The film is based on a true incident written about in 1994 by novelist and journalist Freidoune Sahebjam. The incident he recorded occurred approximately 20-25 years ago.
The most discouraging thing about The Stoning of Soraya M. is its splatter-film ethos, which is vividly on view throughout the last quarter of the nearly two-hour movie. Granted, the title says it all: A stoning will occur; about that there is no suspense. But as Soraya M.'s (Mozhan Marnò) half-buried body arches back and then bobs forward like a battered punching bag with each stone thrust to her forehead - her fresh, red blood all the while contrasting with the parched, dusty landscape - viewers also experience this protracted agony and begin to crave blessed release.
Not since 2004's The Passion of the Christ have we seen such an explicit and sustained assault on the flesh in a nonhorror film.
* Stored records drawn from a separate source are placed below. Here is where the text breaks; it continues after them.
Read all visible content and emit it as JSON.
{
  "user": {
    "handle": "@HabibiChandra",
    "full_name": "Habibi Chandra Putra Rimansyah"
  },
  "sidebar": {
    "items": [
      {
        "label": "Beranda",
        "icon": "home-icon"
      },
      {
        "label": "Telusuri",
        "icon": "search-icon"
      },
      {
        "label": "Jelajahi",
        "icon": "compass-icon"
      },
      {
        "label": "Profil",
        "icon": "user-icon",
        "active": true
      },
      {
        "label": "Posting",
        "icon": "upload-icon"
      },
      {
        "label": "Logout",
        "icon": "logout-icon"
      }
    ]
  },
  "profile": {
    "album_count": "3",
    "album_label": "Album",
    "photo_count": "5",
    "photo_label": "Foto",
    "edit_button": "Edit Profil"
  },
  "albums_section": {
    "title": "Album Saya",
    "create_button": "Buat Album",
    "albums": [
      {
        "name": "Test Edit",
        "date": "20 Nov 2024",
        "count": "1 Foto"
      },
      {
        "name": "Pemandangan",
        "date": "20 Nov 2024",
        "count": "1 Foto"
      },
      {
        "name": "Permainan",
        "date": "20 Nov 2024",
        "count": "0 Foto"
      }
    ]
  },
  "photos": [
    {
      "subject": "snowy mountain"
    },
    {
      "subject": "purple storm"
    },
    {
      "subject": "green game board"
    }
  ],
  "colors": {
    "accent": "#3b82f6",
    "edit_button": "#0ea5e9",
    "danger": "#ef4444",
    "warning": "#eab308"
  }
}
Coincidentally, starring in that earlier film as the crucified title character was James Caviezel, who co-stars in The Stoning as the journalist whose car breaks down in a godforsaken Iranian village and who remains there long enough to uncover its secrets.
Until the ritual stoning starts in the film's last 30 minutes, there are many segments of ethnographic interest as we are given entrée to Muslim women's often hidden world behind the chador, and the piece also provides work for many compelling Iranian-born actors. Still, the melodrama is marred by stark distinctions between good and evil, an overly simplistic kind of dramaturgy.
Rather than increasing sympathy for the plight of women living under the ironclad rule of paternalistic theocracies, The Stoning of Soraya M. is more likely to incite Western antipathy toward the Islamic faith. It is possible to support the journalistic ideal that no stoning should be left unturned while also championing better storytelling.